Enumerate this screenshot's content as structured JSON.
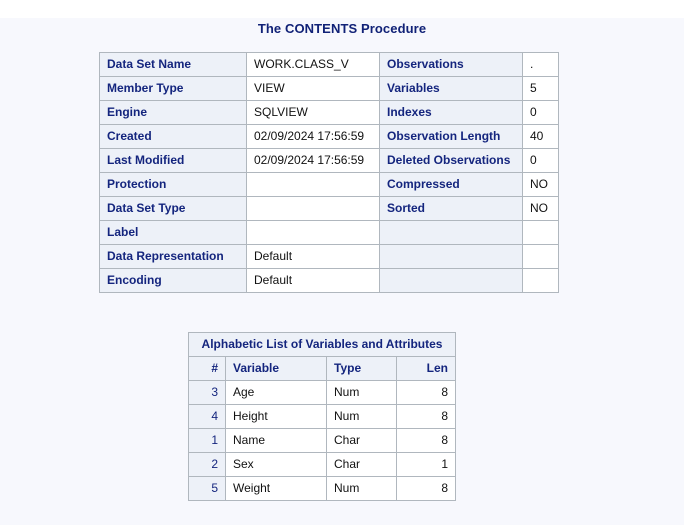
{
  "page": {
    "background": "#f7f8fd",
    "accent": "#14257e"
  },
  "title": "The CONTENTS Procedure",
  "attributes_table": {
    "name": "data-set-attributes",
    "rows": [
      {
        "label1": "Data Set Name",
        "value1": "WORK.CLASS_V",
        "label2": "Observations",
        "value2": "."
      },
      {
        "label1": "Member Type",
        "value1": "VIEW",
        "label2": "Variables",
        "value2": "5"
      },
      {
        "label1": "Engine",
        "value1": "SQLVIEW",
        "label2": "Indexes",
        "value2": "0"
      },
      {
        "label1": "Created",
        "value1": "02/09/2024 17:56:59",
        "label2": "Observation Length",
        "value2": "40"
      },
      {
        "label1": "Last Modified",
        "value1": "02/09/2024 17:56:59",
        "label2": "Deleted Observations",
        "value2": "0"
      },
      {
        "label1": "Protection",
        "value1": "",
        "label2": "Compressed",
        "value2": "NO"
      },
      {
        "label1": "Data Set Type",
        "value1": "",
        "label2": "Sorted",
        "value2": "NO"
      },
      {
        "label1": "Label",
        "value1": "",
        "label2": "",
        "value2": ""
      },
      {
        "label1": "Data Representation",
        "value1": "Default",
        "label2": "",
        "value2": ""
      },
      {
        "label1": "Encoding",
        "value1": "Default",
        "label2": "",
        "value2": ""
      }
    ]
  },
  "variables_table": {
    "caption": "Alphabetic List of Variables and Attributes",
    "headers": {
      "num": "#",
      "variable": "Variable",
      "type": "Type",
      "len": "Len"
    },
    "rows": [
      {
        "num": "3",
        "variable": "Age",
        "type": "Num",
        "len": "8"
      },
      {
        "num": "4",
        "variable": "Height",
        "type": "Num",
        "len": "8"
      },
      {
        "num": "1",
        "variable": "Name",
        "type": "Char",
        "len": "8"
      },
      {
        "num": "2",
        "variable": "Sex",
        "type": "Char",
        "len": "1"
      },
      {
        "num": "5",
        "variable": "Weight",
        "type": "Num",
        "len": "8"
      }
    ]
  }
}
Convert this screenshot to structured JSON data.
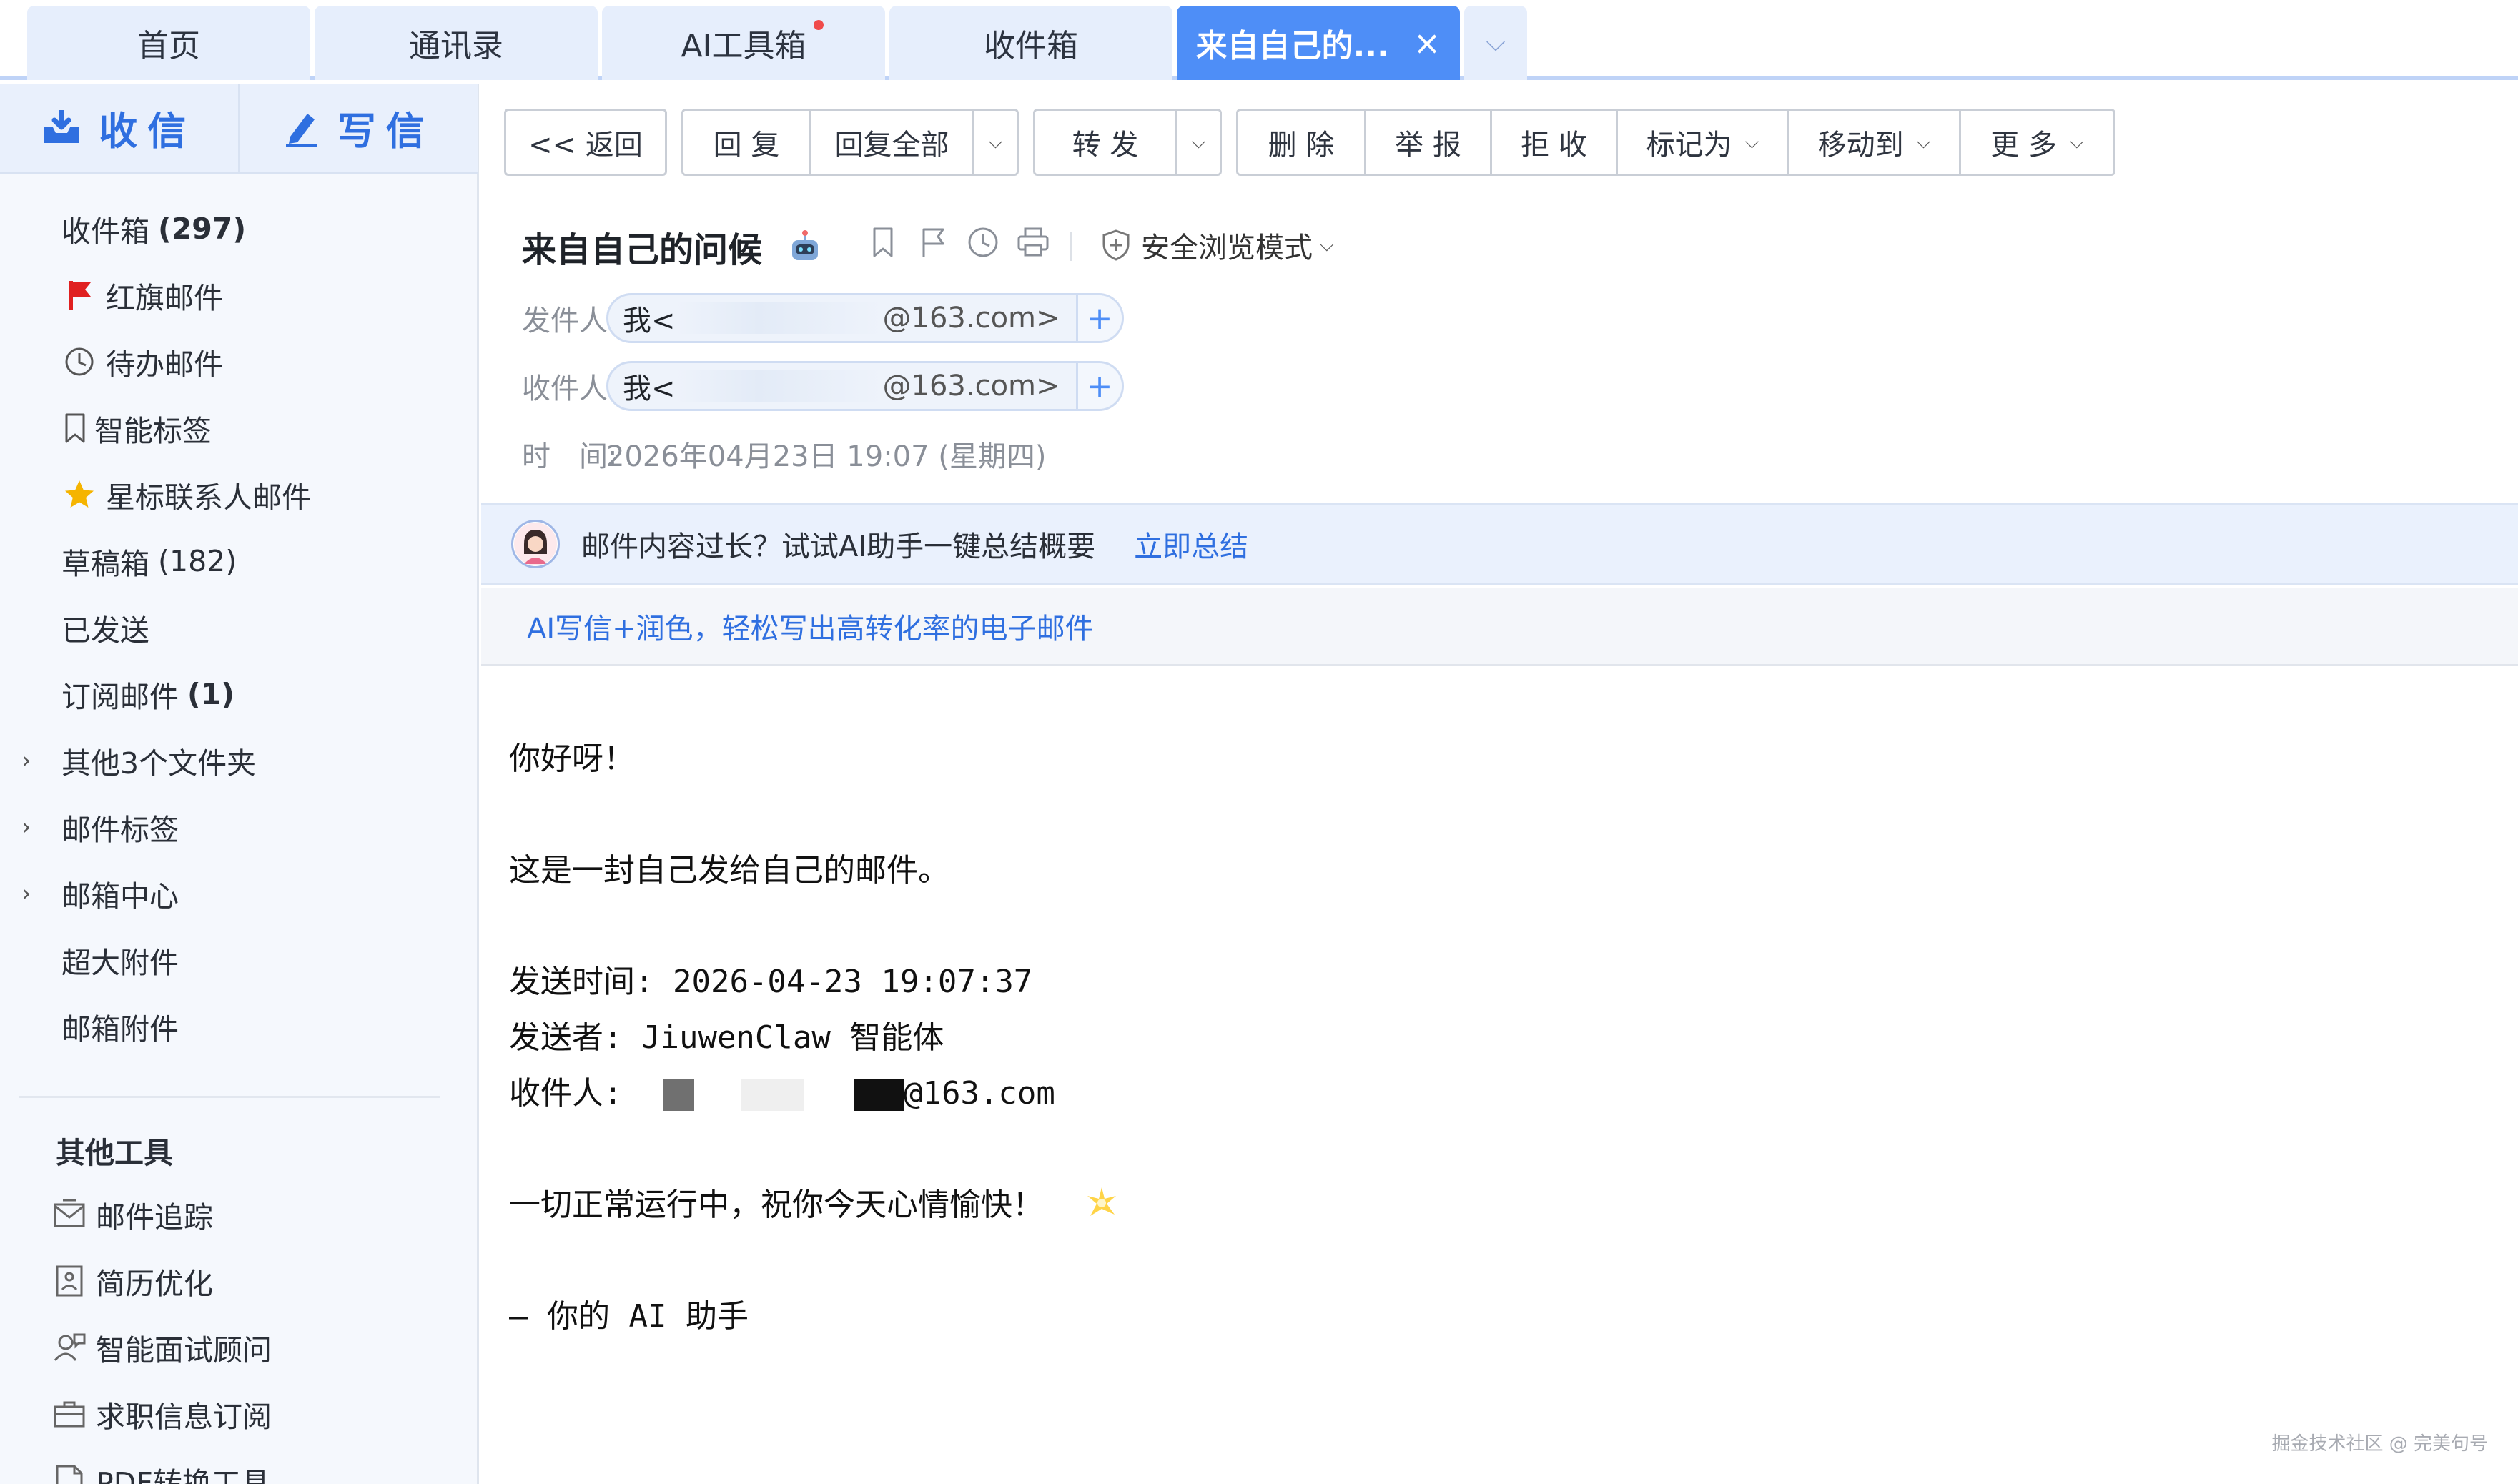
{
  "tabs": [
    {
      "label": "首页"
    },
    {
      "label": "通讯录"
    },
    {
      "label": "AI工具箱"
    },
    {
      "label": "收件箱"
    },
    {
      "label": "来自自己的..."
    }
  ],
  "tab_close_glyph": "×",
  "tab_more_glyph": "⌵",
  "sidebar": {
    "receive_label": "收信",
    "compose_label": "写信",
    "items": [
      {
        "label": "收件箱",
        "count": "(297)"
      },
      {
        "label": "红旗邮件"
      },
      {
        "label": "待办邮件"
      },
      {
        "label": "智能标签"
      },
      {
        "label": "星标联系人邮件"
      },
      {
        "label": "草稿箱",
        "count": "(182)"
      },
      {
        "label": "已发送"
      },
      {
        "label": "订阅邮件",
        "count": "(1)"
      },
      {
        "label": "其他3个文件夹"
      },
      {
        "label": "邮件标签"
      },
      {
        "label": "邮箱中心"
      },
      {
        "label": "超大附件"
      },
      {
        "label": "邮箱附件"
      }
    ],
    "tools_title": "其他工具",
    "tools": [
      {
        "label": "邮件追踪"
      },
      {
        "label": "简历优化"
      },
      {
        "label": "智能面试顾问"
      },
      {
        "label": "求职信息订阅"
      },
      {
        "label": "PDF转换工具"
      }
    ]
  },
  "toolbar": {
    "back": "<< 返回",
    "reply": "回 复",
    "reply_all": "回复全部",
    "forward": "转 发",
    "delete": "删 除",
    "report": "举 报",
    "reject": "拒 收",
    "mark_as": "标记为",
    "move_to": "移动到",
    "more": "更 多"
  },
  "mail": {
    "subject": "来自自己的问候",
    "safe_mode": "安全浏览模式",
    "from_label": "发件人:",
    "to_label": "收件人:",
    "time_label": "时　间:",
    "sender_name": "我<",
    "sender_domain": "@163.com>",
    "recipient_name": "我<",
    "recipient_domain": "@163.com>",
    "time": "2026年04月23日 19:07 (星期四)"
  },
  "banner": {
    "ai_prompt": "邮件内容过长？试试AI助手一键总结概要",
    "ai_action": "立即总结",
    "ai_writing": "AI写信+润色，轻松写出高转化率的电子邮件"
  },
  "body": {
    "greeting": "你好呀！",
    "line1": "这是一封自己发给自己的邮件。",
    "send_time": "发送时间: 2026-04-23 19:07:37",
    "sender": "发送者: JiuwenClaw 智能体",
    "recipient_label": "收件人: ",
    "recipient_domain": "@163.com",
    "closing": "一切正常运行中，祝你今天心情愉快！",
    "signature": "— 你的 AI 助手"
  },
  "watermark": "掘金技术社区 @ 完美句号",
  "colors": {
    "accent": "#4e8ef7",
    "link": "#2f6fe0",
    "tab_bg": "#e6eefc",
    "sidebar_bg": "#f5f8fd",
    "flag_red": "#e02020",
    "star_gold": "#f5b400"
  }
}
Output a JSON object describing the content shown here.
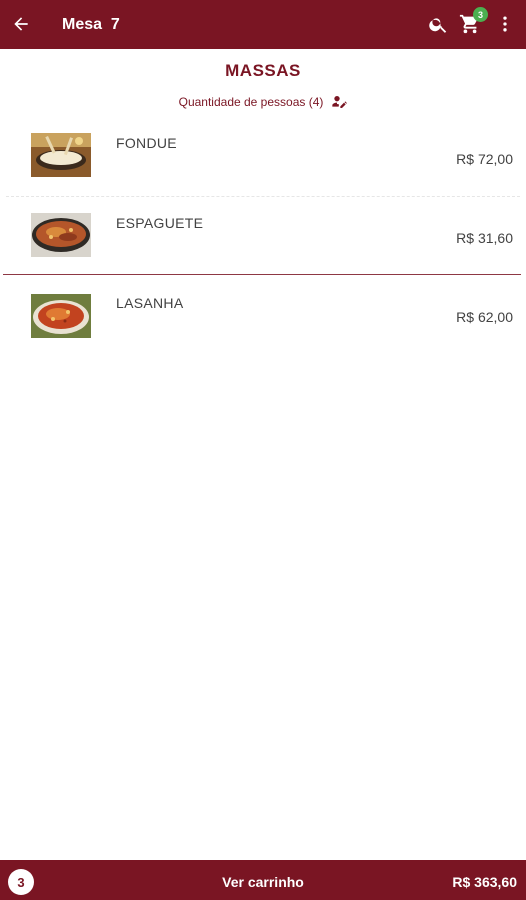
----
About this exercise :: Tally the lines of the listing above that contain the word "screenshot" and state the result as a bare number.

Task answer :: 2